----- Task data -----

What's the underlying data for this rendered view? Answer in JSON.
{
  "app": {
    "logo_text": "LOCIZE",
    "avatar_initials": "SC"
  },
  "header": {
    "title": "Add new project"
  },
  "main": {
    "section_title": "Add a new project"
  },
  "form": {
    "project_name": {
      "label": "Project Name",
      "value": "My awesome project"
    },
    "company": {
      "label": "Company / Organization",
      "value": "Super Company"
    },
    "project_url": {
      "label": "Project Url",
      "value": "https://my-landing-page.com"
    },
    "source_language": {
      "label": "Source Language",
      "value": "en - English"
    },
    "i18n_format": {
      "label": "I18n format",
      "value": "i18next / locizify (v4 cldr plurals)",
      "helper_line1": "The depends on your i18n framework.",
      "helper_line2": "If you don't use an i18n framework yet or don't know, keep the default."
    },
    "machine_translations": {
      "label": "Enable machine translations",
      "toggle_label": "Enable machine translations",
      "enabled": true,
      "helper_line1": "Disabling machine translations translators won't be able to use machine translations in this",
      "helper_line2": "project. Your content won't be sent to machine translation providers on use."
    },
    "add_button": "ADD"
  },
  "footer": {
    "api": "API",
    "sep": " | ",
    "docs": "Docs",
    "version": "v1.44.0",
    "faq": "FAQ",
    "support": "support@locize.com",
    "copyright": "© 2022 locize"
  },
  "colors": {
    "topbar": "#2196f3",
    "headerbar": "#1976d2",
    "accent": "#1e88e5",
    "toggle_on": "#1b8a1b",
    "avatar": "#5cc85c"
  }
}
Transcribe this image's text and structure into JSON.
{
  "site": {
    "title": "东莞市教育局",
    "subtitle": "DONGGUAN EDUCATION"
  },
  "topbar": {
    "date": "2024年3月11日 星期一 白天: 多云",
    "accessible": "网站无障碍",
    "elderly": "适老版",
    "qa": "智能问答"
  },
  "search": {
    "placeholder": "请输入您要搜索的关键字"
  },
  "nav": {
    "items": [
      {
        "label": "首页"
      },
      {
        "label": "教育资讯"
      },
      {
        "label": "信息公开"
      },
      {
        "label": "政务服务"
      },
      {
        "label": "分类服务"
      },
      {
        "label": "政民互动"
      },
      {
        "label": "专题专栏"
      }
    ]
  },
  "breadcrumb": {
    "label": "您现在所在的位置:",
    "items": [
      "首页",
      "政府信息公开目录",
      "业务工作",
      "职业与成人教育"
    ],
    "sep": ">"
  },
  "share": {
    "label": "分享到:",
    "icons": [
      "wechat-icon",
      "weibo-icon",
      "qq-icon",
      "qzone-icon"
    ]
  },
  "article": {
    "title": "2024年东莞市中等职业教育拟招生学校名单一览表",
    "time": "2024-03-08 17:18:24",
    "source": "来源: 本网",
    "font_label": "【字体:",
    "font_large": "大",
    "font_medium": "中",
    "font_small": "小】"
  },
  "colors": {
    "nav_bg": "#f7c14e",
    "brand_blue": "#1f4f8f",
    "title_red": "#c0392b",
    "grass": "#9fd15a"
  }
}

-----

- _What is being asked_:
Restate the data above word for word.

- _Completed exercise_:
What's the underlying data for this rendered view? Answer in JSON.
{
  "app": {
    "logo_text": "LOCIZE",
    "avatar_initials": "SC"
  },
  "header": {
    "title": "Add new project"
  },
  "main": {
    "section_title": "Add a new project"
  },
  "form": {
    "project_name": {
      "label": "Project Name",
      "value": "My awesome project"
    },
    "company": {
      "label": "Company / Organization",
      "value": "Super Company"
    },
    "project_url": {
      "label": "Project Url",
      "value": "https://my-landing-page.com"
    },
    "source_language": {
      "label": "Source Language",
      "value": "en - English"
    },
    "i18n_format": {
      "label": "I18n format",
      "value": "i18next / locizify (v4 cldr plurals)",
      "helper_line1": "The depends on your i18n framework.",
      "helper_line2": "If you don't use an i18n framework yet or don't know, keep the default."
    },
    "machine_translations": {
      "label": "Enable machine translations",
      "toggle_label": "Enable machine translations",
      "enabled": true,
      "helper_line1": "Disabling machine translations translators won't be able to use machine translations in this",
      "helper_line2": "project. Your content won't be sent to machine translation providers on use."
    },
    "add_button": "ADD"
  },
  "footer": {
    "api": "API",
    "sep": " | ",
    "docs": "Docs",
    "version": "v1.44.0",
    "faq": "FAQ",
    "support": "support@locize.com",
    "copyright": "© 2022 locize"
  },
  "colors": {
    "topbar": "#2196f3",
    "headerbar": "#1976d2",
    "accent": "#1e88e5",
    "toggle_on": "#1b8a1b",
    "avatar": "#5cc85c"
  }
}
Transcribe this image's text and structure into JSON.
{
  "site": {
    "title": "东莞市教育局",
    "subtitle": "DONGGUAN EDUCATION"
  },
  "topbar": {
    "date": "2024年3月11日 星期一 白天: 多云",
    "accessible": "网站无障碍",
    "elderly": "适老版",
    "qa": "智能问答"
  },
  "search": {
    "placeholder": "请输入您要搜索的关键字"
  },
  "nav": {
    "items": [
      {
        "label": "首页"
      },
      {
        "label": "教育资讯"
      },
      {
        "label": "信息公开"
      },
      {
        "label": "政务服务"
      },
      {
        "label": "分类服务"
      },
      {
        "label": "政民互动"
      },
      {
        "label": "专题专栏"
      }
    ]
  },
  "breadcrumb": {
    "label": "您现在所在的位置:",
    "items": [
      "首页",
      "政府信息公开目录",
      "业务工作",
      "职业与成人教育"
    ],
    "sep": ">"
  },
  "share": {
    "label": "分享到:",
    "icons": [
      "wechat-icon",
      "weibo-icon",
      "qq-icon",
      "qzone-icon"
    ]
  },
  "article": {
    "title": "2024年东莞市中等职业教育拟招生学校名单一览表",
    "time": "2024-03-08 17:18:24",
    "source": "来源: 本网",
    "font_label": "【字体:",
    "font_large": "大",
    "font_medium": "中",
    "font_small": "小】"
  },
  "colors": {
    "nav_bg": "#f7c14e",
    "brand_blue": "#1f4f8f",
    "title_red": "#c0392b",
    "grass": "#9fd15a"
  }
}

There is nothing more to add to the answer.